The controversy arose over a US embargo forbidding US business to trade with Cuba and concerned whether or not the embargo could be enforced in Canada. Wal-Mart was selling Cuban made pajamas in Canada. When Wal-Mart officials in the United States became aware of the origin of manufacture, they issued an order to remove all the offending pajamas because it is against US law (the Helms Burton Act) for a US company or any of its foreign subsidiaries to trade with Cuba. Canada was incensed at the intrusion of US law on Canadian citizens. The Canadians felt they should have the choice of buying Cuban made pajamas.
Wal-Mart was thus caught in the middle of conflicting laws in Canada and the United States and Canada – US foreign policy feud over the extra territoriality of US law. Wal-Mart Canada would be breaking US law if it continued to sell the pajamas, and it would be subject to a million dollar fine and possible imprisonment of its managers. However, if the company pulled the pajamas out of Canadian stores as the home office ordered, it would be subject to a $ 1.2 million fins under Canadian law. After discussion with Canadian authorities, Wal-Mart resumed selling the pajamas. Canada was upset with the United States for attempting to impose its laws on Canadian companies (Wal-Mart Canada is a subsidiary of Wal-Mart US) while the United States says that Wal-Mart was violating its laws in not abiding by the boycott with Cuba.
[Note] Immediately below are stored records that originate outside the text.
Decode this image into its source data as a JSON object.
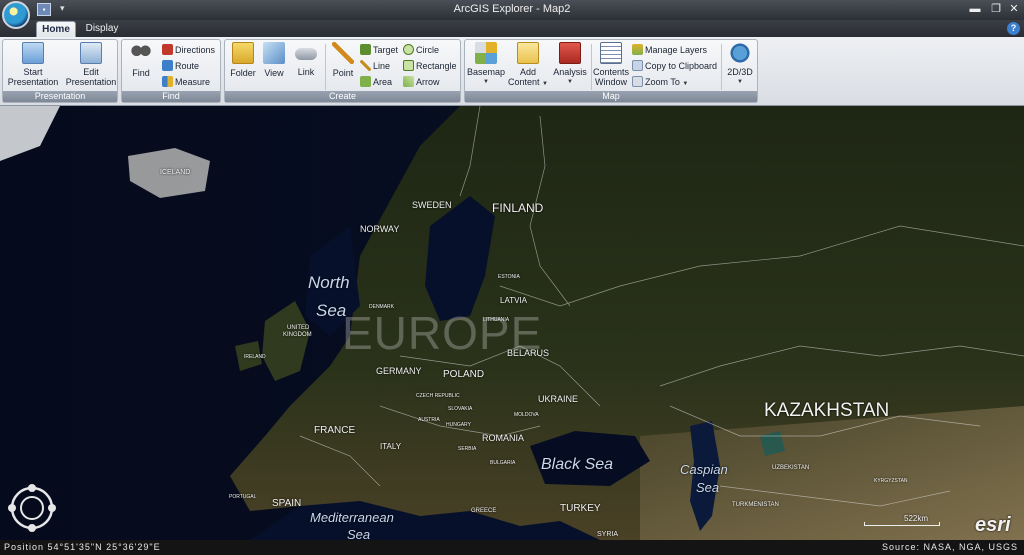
{
  "window": {
    "title": "ArcGIS Explorer - Map2",
    "minimize": "▬",
    "restore": "❐",
    "close": "✕"
  },
  "tabs": [
    {
      "label": "Home"
    },
    {
      "label": "Display"
    }
  ],
  "help": "?",
  "ribbon": {
    "presentation": {
      "label": "Presentation",
      "start_line1": "Start",
      "start_line2": "Presentation",
      "edit_line1": "Edit",
      "edit_line2": "Presentation"
    },
    "find": {
      "label": "Find",
      "find": "Find",
      "directions": "Directions",
      "route": "Route",
      "measure": "Measure"
    },
    "create": {
      "label": "Create",
      "folder": "Folder",
      "view": "View",
      "link": "Link",
      "point": "Point",
      "target": "Target",
      "line": "Line",
      "area": "Area",
      "circle": "Circle",
      "rectangle": "Rectangle",
      "arrow": "Arrow"
    },
    "map": {
      "label": "Map",
      "basemap": "Basemap",
      "add_line1": "Add",
      "add_line2": "Content",
      "analysis": "Analysis",
      "contents_line1": "Contents",
      "contents_line2": "Window",
      "manage_layers": "Manage Layers",
      "copy_clipboard": "Copy to Clipboard",
      "zoom_to": "Zoom To",
      "view_2d3d": "2D/3D"
    }
  },
  "map_labels": {
    "iceland": "ICELAND",
    "sweden": "SWEDEN",
    "finland": "FINLAND",
    "norway": "NORWAY",
    "north_sea_1": "North",
    "north_sea_2": "Sea",
    "estonia": "ESTONIA",
    "latvia": "LATVIA",
    "denmark": "DENMARK",
    "lithuania": "LITHUANIA",
    "united_kingdom_1": "UNITED",
    "united_kingdom_2": "KINGDOM",
    "europe": "EUROPE",
    "ireland": "IRELAND",
    "belarus": "BELARUS",
    "germany": "GERMANY",
    "poland": "POLAND",
    "czech": "CZECH REPUBLIC",
    "ukraine": "UKRAINE",
    "slovakia": "SLOVAKIA",
    "austria": "AUSTRIA",
    "hungary": "HUNGARY",
    "moldova": "MOLDOVA",
    "kazakhstan": "KAZAKHSTAN",
    "france": "FRANCE",
    "romania": "ROMANIA",
    "italy": "ITALY",
    "serbia": "SERBIA",
    "bulgaria": "BULGARIA",
    "black_sea": "Black Sea",
    "caspian_1": "Caspian",
    "caspian_2": "Sea",
    "uzbekistan": "UZBEKISTAN",
    "portugal": "PORTUGAL",
    "spain": "SPAIN",
    "turkey": "TURKEY",
    "turkmenistan": "TURKMENISTAN",
    "kyrgyzstan": "KYRGYZSTAN",
    "mediterranean_1": "Mediterranean",
    "mediterranean_2": "Sea",
    "greece": "GREECE",
    "syria": "SYRIA"
  },
  "scale": {
    "label": "522km"
  },
  "logo": "esri",
  "status": {
    "position": "Position 54°51'35\"N  25°36'29\"E",
    "source": "Source: NASA, NGA, USGS"
  }
}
The situation illustrates the reality of the legal environment and international marketing companies are subject to both home country laws and host country laws when doing business in another country. The federal government finally settled with Wal-Mart in 2003 and the pajama caper was finally closed.
How would you like to play a game where the stakes were high and there are no standard set of rules to play by the rules. Rules changed whenever a new player entered the game, and when a dispute arose, the referee used the other players’ rules to interpret who was right? This fairly well describes the international legal environment. Because no single, uniform international commercial law governing foreign business transactions exists, the international marketer must pay particular attention to the laws of each country within which it operates. An American company doing business with a French customer has to contend with two jurisdictions (United States and France) two tax systems, two legal systems and a third super national set of European Union laws and regulations that may override French commercial law. The situation is similar when doing business in Japan, Germany, or any other country. Laws governing business activities within and between countries are an integral part of the legal environment of international business.
The legal systems of different countries are so disparate and complex that it is beyond the scope of this text to explore the laws of each country individually. There are, however, issues common to most international marketing transactions that need special attention when operating abroad. Jurisdiction dispute resolution intellectual property, the extraterritoriality of US laws, cyber law, and associated problems are in this article to provide a broad view of the international legal environment. Although space and focus limit an in-depth presentation the material presented should be sufficient for the reader to conclude that securing expert legal advice is a wise decision when doing business in another country. The foundation of a legal system profoundly affects how law is written, interpreted and adjudicated. The place to begin is with a discussion of the different legal systems.